Start of Records for the exercise
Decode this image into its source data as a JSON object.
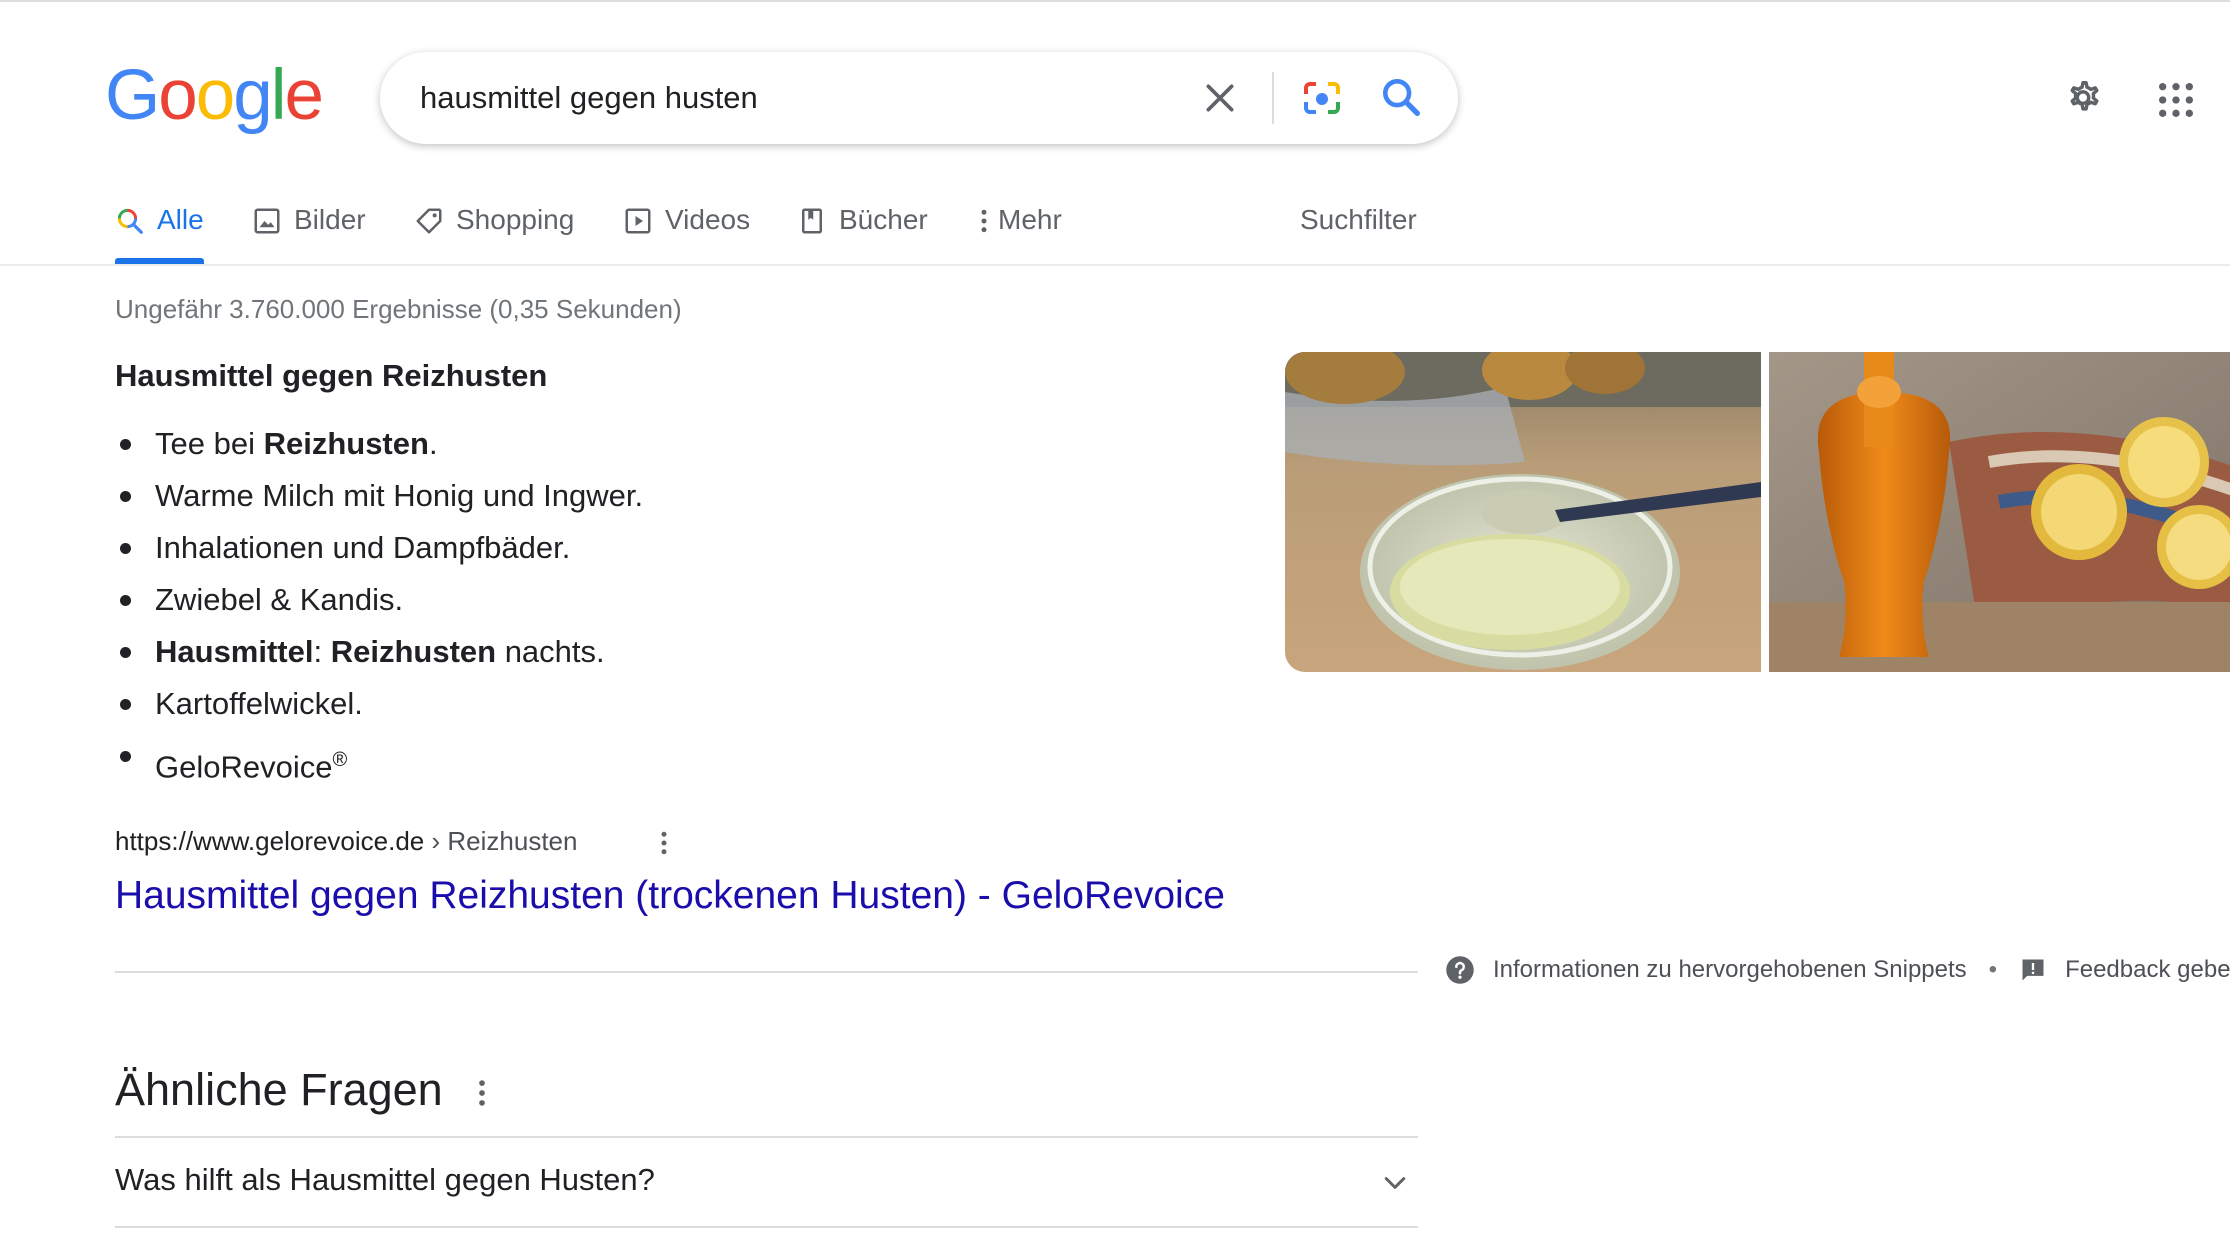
{
  "logo": {
    "letters": [
      "G",
      "o",
      "o",
      "g",
      "l",
      "e"
    ],
    "colors": [
      "#4285F4",
      "#EA4335",
      "#FBBC05",
      "#4285F4",
      "#34A853",
      "#EA4335"
    ]
  },
  "search": {
    "query": "hausmittel gegen husten"
  },
  "icons": {
    "clear": "close-icon",
    "camera": "lens-camera-icon",
    "search": "search-icon",
    "settings": "gear-icon",
    "apps": "apps-grid-icon"
  },
  "tabs": [
    {
      "label": "Alle",
      "icon": "search-icon",
      "active": true
    },
    {
      "label": "Bilder",
      "icon": "image-icon"
    },
    {
      "label": "Shopping",
      "icon": "tag-icon"
    },
    {
      "label": "Videos",
      "icon": "play-icon"
    },
    {
      "label": "Bücher",
      "icon": "book-icon"
    },
    {
      "label": "Mehr",
      "icon": "more-vert-icon"
    }
  ],
  "search_tools": "Suchfilter",
  "stats": "Ungefähr 3.760.000 Ergebnisse (0,35 Sekunden)",
  "snippet": {
    "title": "Hausmittel gegen Reizhusten",
    "items": [
      {
        "pre": "Tee bei ",
        "bold": "Reizhusten",
        "post": "."
      },
      {
        "text": "Warme Milch mit Honig und Ingwer."
      },
      {
        "text": "Inhalationen und Dampfbäder."
      },
      {
        "text": "Zwiebel & Kandis."
      },
      {
        "bold1": "Hausmittel",
        "sep": ": ",
        "bold2": "Reizhusten",
        "post": " nachts."
      },
      {
        "text": "Kartoffelwickel."
      },
      {
        "text": "GeloRevoice",
        "sup": "®"
      }
    ]
  },
  "result": {
    "url": "https://www.gelorevoice.de",
    "breadcrumb": " › Reizhusten",
    "title": "Hausmittel gegen Reizhusten (trockenen Husten) - GeloRevoice"
  },
  "snippet_footer": {
    "info": "Informationen zu hervorgehobenen Snippets",
    "dot": "•",
    "feedback": "Feedback geben"
  },
  "paa": {
    "title": "Ähnliche Fragen",
    "questions": [
      "Was hilft als Hausmittel gegen Husten?"
    ]
  }
}
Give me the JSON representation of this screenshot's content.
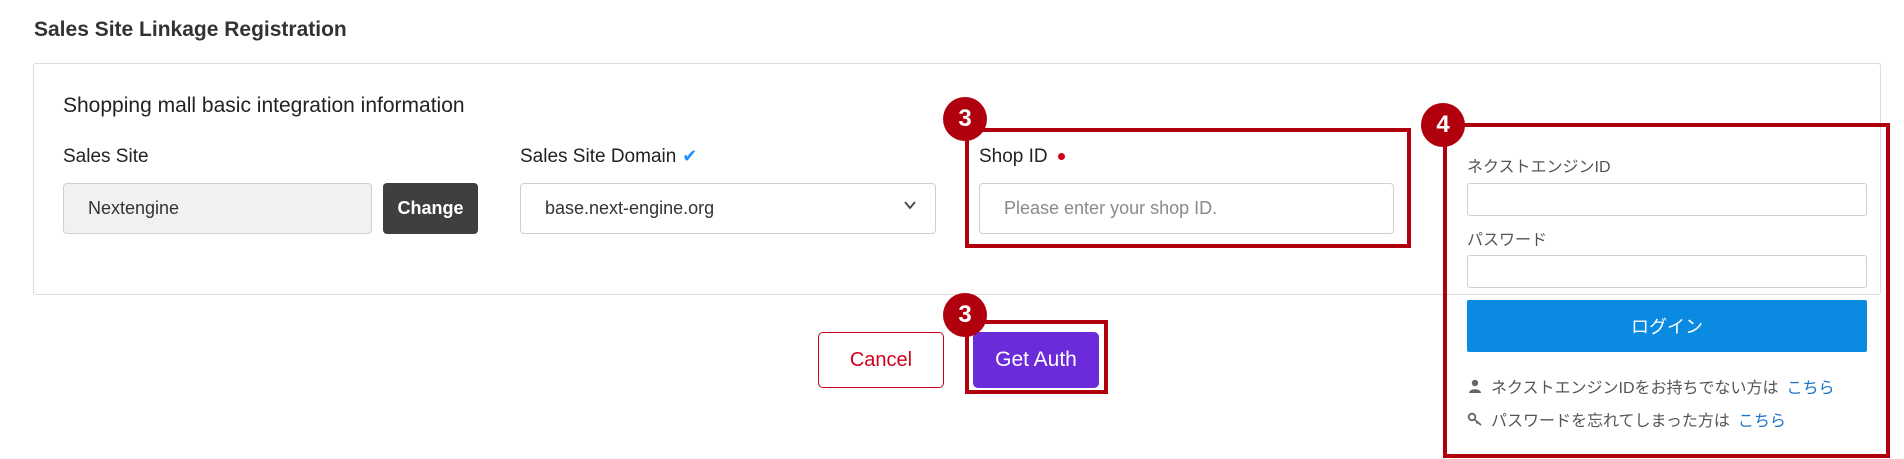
{
  "page": {
    "title": "Sales Site Linkage Registration"
  },
  "section": {
    "title": "Shopping mall basic integration information"
  },
  "sales_site": {
    "label": "Sales Site",
    "value": "Nextengine",
    "change_label": "Change"
  },
  "domain": {
    "label": "Sales Site Domain",
    "selected": "base.next-engine.org"
  },
  "shop_id": {
    "label": "Shop ID",
    "placeholder": "Please enter your shop ID.",
    "value": ""
  },
  "actions": {
    "cancel_label": "Cancel",
    "get_auth_label": "Get Auth"
  },
  "badges": {
    "shop_id_step": "3",
    "get_auth_step": "3",
    "login_panel_step": "4"
  },
  "login_panel": {
    "id_label": "ネクストエンジンID",
    "password_label": "パスワード",
    "login_label": "ログイン",
    "no_id_text": "ネクストエンジンIDをお持ちでない方は",
    "no_id_link": "こちら",
    "forgot_text": "パスワードを忘れてしまった方は",
    "forgot_link": "こちら"
  },
  "colors": {
    "highlight": "#b0000e",
    "primary_purple": "#6c2bd9",
    "login_blue": "#0a8ae0",
    "cancel_red": "#d0021b"
  },
  "icons": {
    "domain_verified": "check-icon",
    "dropdown": "chevron-down-icon",
    "user": "user-icon",
    "key": "key-icon"
  }
}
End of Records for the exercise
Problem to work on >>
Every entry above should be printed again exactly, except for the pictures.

Exercise solution >>
Decode this image into its source data as a JSON object.
{
  "logo": {
    "letters": [
      "G",
      "o",
      "o",
      "g",
      "l",
      "e"
    ],
    "colors": [
      "#4285F4",
      "#EA4335",
      "#FBBC05",
      "#4285F4",
      "#34A853",
      "#EA4335"
    ]
  },
  "search": {
    "query": "hausmittel gegen husten"
  },
  "icons": {
    "clear": "close-icon",
    "camera": "lens-camera-icon",
    "search": "search-icon",
    "settings": "gear-icon",
    "apps": "apps-grid-icon"
  },
  "tabs": [
    {
      "label": "Alle",
      "icon": "search-icon",
      "active": true
    },
    {
      "label": "Bilder",
      "icon": "image-icon"
    },
    {
      "label": "Shopping",
      "icon": "tag-icon"
    },
    {
      "label": "Videos",
      "icon": "play-icon"
    },
    {
      "label": "Bücher",
      "icon": "book-icon"
    },
    {
      "label": "Mehr",
      "icon": "more-vert-icon"
    }
  ],
  "search_tools": "Suchfilter",
  "stats": "Ungefähr 3.760.000 Ergebnisse (0,35 Sekunden)",
  "snippet": {
    "title": "Hausmittel gegen Reizhusten",
    "items": [
      {
        "pre": "Tee bei ",
        "bold": "Reizhusten",
        "post": "."
      },
      {
        "text": "Warme Milch mit Honig und Ingwer."
      },
      {
        "text": "Inhalationen und Dampfbäder."
      },
      {
        "text": "Zwiebel & Kandis."
      },
      {
        "bold1": "Hausmittel",
        "sep": ": ",
        "bold2": "Reizhusten",
        "post": " nachts."
      },
      {
        "text": "Kartoffelwickel."
      },
      {
        "text": "GeloRevoice",
        "sup": "®"
      }
    ]
  },
  "result": {
    "url": "https://www.gelorevoice.de",
    "breadcrumb": " › Reizhusten",
    "title": "Hausmittel gegen Reizhusten (trockenen Husten) - GeloRevoice"
  },
  "snippet_footer": {
    "info": "Informationen zu hervorgehobenen Snippets",
    "dot": "•",
    "feedback": "Feedback geben"
  },
  "paa": {
    "title": "Ähnliche Fragen",
    "questions": [
      "Was hilft als Hausmittel gegen Husten?"
    ]
  }
}
Give me the JSON representation of this screenshot's content.
{
  "page": {
    "title": "Sales Site Linkage Registration"
  },
  "section": {
    "title": "Shopping mall basic integration information"
  },
  "sales_site": {
    "label": "Sales Site",
    "value": "Nextengine",
    "change_label": "Change"
  },
  "domain": {
    "label": "Sales Site Domain",
    "selected": "base.next-engine.org"
  },
  "shop_id": {
    "label": "Shop ID",
    "placeholder": "Please enter your shop ID.",
    "value": ""
  },
  "actions": {
    "cancel_label": "Cancel",
    "get_auth_label": "Get Auth"
  },
  "badges": {
    "shop_id_step": "3",
    "get_auth_step": "3",
    "login_panel_step": "4"
  },
  "login_panel": {
    "id_label": "ネクストエンジンID",
    "password_label": "パスワード",
    "login_label": "ログイン",
    "no_id_text": "ネクストエンジンIDをお持ちでない方は",
    "no_id_link": "こちら",
    "forgot_text": "パスワードを忘れてしまった方は",
    "forgot_link": "こちら"
  },
  "colors": {
    "highlight": "#b0000e",
    "primary_purple": "#6c2bd9",
    "login_blue": "#0a8ae0",
    "cancel_red": "#d0021b"
  },
  "icons": {
    "domain_verified": "check-icon",
    "dropdown": "chevron-down-icon",
    "user": "user-icon",
    "key": "key-icon"
  }
}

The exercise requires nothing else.